Two Poems by Chaim Nachman Bialik


Introduction by Daniel Bosch

C.N. Bialik ( b. 1873 in Radomyshi, Ukraine, d. 1934 Vienna) was one of the most important and influential Jewish poets of the 20th century, a major contributor to the revitalization of the Hebrew language (though he also wrote in Yiddish), and the first modern Hebrew writer to find a large non-Jewish readership in translation.
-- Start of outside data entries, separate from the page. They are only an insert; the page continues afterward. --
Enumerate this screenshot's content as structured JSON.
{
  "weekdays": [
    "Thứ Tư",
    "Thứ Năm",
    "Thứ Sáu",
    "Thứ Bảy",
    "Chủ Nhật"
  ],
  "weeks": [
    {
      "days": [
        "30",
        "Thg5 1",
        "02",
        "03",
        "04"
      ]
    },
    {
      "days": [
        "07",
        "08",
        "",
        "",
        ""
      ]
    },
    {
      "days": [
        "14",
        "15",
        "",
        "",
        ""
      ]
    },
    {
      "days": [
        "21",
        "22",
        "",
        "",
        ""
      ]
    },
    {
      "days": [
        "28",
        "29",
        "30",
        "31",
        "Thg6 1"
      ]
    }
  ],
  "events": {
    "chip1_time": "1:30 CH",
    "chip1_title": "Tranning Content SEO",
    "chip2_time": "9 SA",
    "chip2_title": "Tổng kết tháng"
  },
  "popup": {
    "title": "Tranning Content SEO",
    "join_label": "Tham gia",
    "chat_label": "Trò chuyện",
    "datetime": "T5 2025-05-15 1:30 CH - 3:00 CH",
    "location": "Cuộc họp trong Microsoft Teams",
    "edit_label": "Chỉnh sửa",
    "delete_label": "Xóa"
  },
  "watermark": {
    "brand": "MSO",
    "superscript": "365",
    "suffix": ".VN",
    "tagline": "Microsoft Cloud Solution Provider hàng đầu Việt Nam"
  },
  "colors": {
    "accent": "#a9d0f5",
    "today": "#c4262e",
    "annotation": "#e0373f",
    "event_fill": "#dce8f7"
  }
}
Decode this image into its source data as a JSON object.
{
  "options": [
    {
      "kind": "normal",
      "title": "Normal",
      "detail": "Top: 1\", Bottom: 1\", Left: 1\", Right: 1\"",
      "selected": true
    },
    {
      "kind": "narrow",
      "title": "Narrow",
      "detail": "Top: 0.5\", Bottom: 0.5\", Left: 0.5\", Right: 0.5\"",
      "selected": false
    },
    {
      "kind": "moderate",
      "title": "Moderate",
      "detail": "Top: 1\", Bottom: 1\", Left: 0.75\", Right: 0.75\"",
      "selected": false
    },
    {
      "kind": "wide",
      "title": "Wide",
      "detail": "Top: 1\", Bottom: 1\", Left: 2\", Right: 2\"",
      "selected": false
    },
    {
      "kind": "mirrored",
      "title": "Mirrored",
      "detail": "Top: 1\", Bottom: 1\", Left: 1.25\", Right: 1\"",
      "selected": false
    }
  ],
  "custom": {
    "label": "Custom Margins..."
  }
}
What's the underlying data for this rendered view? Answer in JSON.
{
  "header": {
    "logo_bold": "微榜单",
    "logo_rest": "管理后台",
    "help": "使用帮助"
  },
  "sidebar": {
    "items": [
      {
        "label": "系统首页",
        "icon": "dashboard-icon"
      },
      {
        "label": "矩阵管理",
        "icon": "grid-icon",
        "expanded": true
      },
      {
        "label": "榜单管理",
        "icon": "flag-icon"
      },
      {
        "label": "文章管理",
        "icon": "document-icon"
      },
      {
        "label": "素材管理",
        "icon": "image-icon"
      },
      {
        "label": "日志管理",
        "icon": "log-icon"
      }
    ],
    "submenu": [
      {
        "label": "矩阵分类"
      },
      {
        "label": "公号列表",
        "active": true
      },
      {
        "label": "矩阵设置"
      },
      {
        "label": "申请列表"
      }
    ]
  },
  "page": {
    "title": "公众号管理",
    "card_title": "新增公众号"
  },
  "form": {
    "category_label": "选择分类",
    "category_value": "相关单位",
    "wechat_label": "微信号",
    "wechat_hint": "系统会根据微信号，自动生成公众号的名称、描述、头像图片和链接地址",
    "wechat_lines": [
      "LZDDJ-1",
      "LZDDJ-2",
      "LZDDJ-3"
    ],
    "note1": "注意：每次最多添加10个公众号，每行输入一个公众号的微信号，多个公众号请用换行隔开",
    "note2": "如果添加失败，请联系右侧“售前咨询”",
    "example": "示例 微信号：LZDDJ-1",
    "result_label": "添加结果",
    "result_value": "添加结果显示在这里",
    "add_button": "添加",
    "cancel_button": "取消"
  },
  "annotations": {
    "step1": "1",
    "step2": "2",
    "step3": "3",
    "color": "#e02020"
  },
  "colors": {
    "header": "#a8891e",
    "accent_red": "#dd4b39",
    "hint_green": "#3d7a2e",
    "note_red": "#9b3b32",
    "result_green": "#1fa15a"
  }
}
Perhaps best-known for his poems on behalf of a nationalistic and Zionist vision, Bialik also wrote passionate and clear but uncanny lyrics such as you will read below, poems that seem to tell traditional stock narratives — until they don’t. Many of his poems have been set to music.


Sometimes you try for the pearl . . .

Sometimes you try for the pearl—
and get clay.
Without luck, brother,
your field gets swept away!

I did not guess,
I did not see
that this would be and this
become of me.

No father nor mother had I,
no friend nor relation,
Reb Shoel the cobbler my boss—
and I his workman.

He had a daughter
and another;
one lovely as the sun,
ugly as sin the other.

I saw the pretty one—
I wanted her to wed.
All day I thought of her
and in my bed.

One day the cobbler spoke,
he spoke in hints to me,
seeing as . . . being that . . .
and you have nobody.

And I—kein ayin hora—have a daughter,
a good Jewish girl with no taint;
so . . . you get the drift, my son?
For the wise that’s enough of a hint!

That night the guests rolled up,
they drank their whisky and wine,
the cup was smashed,
and the ketubah signed.

There was just one small hitch—
Oy, one bitter error!
I wanted the lovely one—
they gave me the ugly one.

From the day I fell in the trap
until my dying day
I’ll drink my stinking water
from my pot of clay.

If you’ve no luck, brother—
your field gets swept away!
Take a heavy hammer and smash
your skull today!



Kein ayin hora, literally ‘no evil eye’ = the Yiddish expression most frequently used to ward off misfortune; ketubah = marriage contract


Who has a jewel . . .

Who has a jewel,
and who the pearl,
and who six fingers
on his left hand.

And I have three girls
castling breasts,
luscious plaits.

Each wants marriage,
demands a helpmeet,
with nothing to wear
they go barefeet.

And as though the young men
have made a deal, in a flash
the dowry is theirs—
in cash.

And so grooms come and go,
and the story’s the same—
in the end there’s nothing
but heartache and shame.

The food stays uneaten,
it’s also the same,
from pantry to table
and back again:

a handful of oranges,
untouched nuts—
silent witnesses
to anxious nights,

and grooms and youth
in flight,
the hairs of my eldest
already white.

Years fade and the oranges fade
and lose their scent,
worms fill the nuts
and the samovar boils out.

Yes, there’s luck and luck:
one gets the pearl,
the other six fingers
on his left hand.

And I have three girls . . .



These poems translated from the Hebrew by David Aberbach appear in C.N. Bialik: Selected Poems (Overlook Duckworth, 2004)

Scholar, Translator, and Psychoanalyst David Aberbach is Professor of Jewish Studies at McGill University in Montreal, Canada.